Show Summary Details
Page of

Diagnosis of death and organ donation 

Diagnosis of death and organ donation
Diagnosis of death and organ donation

Paul Murphy

Page of

PRINTED FROM OXFORD MEDICINE ONLINE ( © Oxford University Press, 2021. All Rights Reserved. Under the terms of the licence agreement, an individual user may print out a PDF of a single chapter of a title in Oxford Medicine Online for personal use (for details see Privacy Policy and Legal Notice).

date: 26 February 2021

Death is the permanent loss of the capacity for consciousness and respiration, both of which are functions of the brain-stem. Death can be diagnosed by somatic, circulatory, or neurological criteria, which vary between countries and are influenced by prevailing attitudes towards death, legal frameworks, and available medical technologies. When organ retrieval is planned after circulatory death, there is need for a time-critical schedule for the diagnosis of death using circulatory criteria. These require the absence of consciousness and respiratory effort to be demonstrated, and emphasize the need for explicit clarity that resuscitation should not be instigated or continued, how the absence of the circulation should identified, and the minimum period of observation that is required to be assured that the possibility of spontaneous return of the circulation has passed.

Access to the complete content on Oxford Medicine Online requires a subscription or purchase.

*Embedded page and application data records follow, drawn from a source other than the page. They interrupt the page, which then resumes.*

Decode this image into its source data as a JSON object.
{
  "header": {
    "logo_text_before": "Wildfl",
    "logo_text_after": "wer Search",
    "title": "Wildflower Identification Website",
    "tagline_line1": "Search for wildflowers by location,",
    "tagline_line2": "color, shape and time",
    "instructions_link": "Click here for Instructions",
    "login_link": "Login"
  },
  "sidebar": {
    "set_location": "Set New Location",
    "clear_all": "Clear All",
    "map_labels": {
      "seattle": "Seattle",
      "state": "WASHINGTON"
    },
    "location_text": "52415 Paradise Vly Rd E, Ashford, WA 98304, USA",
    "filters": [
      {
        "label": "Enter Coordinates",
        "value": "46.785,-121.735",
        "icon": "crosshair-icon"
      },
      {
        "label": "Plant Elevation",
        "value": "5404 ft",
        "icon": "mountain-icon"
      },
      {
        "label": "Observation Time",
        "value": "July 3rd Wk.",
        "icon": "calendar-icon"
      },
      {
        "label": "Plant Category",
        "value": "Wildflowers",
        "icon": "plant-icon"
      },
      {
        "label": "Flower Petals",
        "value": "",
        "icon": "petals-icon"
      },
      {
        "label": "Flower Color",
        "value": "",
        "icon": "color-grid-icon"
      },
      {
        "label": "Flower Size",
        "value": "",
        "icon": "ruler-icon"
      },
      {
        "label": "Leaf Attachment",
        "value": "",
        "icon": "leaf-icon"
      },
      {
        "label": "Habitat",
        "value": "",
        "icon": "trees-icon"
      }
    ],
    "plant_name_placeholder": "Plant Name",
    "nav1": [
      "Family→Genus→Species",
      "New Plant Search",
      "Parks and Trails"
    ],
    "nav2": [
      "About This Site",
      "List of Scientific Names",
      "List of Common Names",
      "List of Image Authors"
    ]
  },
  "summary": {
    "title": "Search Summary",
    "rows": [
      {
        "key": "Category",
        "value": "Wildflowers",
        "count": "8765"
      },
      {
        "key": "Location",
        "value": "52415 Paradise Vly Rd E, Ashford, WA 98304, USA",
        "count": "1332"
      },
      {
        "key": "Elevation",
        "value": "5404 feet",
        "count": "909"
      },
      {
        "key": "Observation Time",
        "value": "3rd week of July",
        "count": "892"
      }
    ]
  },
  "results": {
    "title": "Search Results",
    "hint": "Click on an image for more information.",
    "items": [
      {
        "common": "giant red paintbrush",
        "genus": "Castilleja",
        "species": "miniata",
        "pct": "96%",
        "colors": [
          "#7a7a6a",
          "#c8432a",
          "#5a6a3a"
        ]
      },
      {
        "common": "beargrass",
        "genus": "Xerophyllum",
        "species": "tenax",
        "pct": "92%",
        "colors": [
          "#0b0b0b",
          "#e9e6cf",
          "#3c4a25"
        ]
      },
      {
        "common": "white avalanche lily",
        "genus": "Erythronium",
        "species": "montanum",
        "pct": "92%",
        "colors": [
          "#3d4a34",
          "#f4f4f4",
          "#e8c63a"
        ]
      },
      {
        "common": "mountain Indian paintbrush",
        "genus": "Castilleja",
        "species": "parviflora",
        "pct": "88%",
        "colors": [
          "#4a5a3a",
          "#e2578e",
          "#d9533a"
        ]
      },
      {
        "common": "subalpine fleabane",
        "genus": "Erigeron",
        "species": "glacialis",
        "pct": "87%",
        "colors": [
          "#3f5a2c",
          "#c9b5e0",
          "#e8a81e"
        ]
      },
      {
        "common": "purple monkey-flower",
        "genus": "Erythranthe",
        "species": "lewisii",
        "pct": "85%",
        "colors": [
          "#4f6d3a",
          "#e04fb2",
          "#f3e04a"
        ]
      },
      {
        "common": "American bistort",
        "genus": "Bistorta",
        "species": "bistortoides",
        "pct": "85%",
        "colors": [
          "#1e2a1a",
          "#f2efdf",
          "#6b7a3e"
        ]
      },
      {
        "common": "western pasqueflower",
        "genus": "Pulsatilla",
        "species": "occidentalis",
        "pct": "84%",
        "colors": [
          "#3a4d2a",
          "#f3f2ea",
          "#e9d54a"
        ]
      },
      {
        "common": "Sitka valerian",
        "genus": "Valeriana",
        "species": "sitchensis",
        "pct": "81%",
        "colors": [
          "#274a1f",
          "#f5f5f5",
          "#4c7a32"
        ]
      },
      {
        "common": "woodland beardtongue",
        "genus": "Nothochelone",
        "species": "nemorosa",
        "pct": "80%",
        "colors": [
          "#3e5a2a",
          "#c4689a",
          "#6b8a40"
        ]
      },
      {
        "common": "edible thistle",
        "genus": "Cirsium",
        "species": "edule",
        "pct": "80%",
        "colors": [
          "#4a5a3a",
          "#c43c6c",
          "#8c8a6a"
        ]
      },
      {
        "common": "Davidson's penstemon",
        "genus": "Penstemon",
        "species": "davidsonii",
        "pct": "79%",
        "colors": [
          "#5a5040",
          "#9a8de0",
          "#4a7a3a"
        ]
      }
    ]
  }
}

Public users are able to search the site and view the abstracts for each book and chapter without a subscription.

Please subscribe or login to access full text content.

If you have purchased a print title that contains an access token, please see the token for information about how to register your code.

For questions on access or troubleshooting, please check our FAQs, and if you can't find the answer there, please contact us.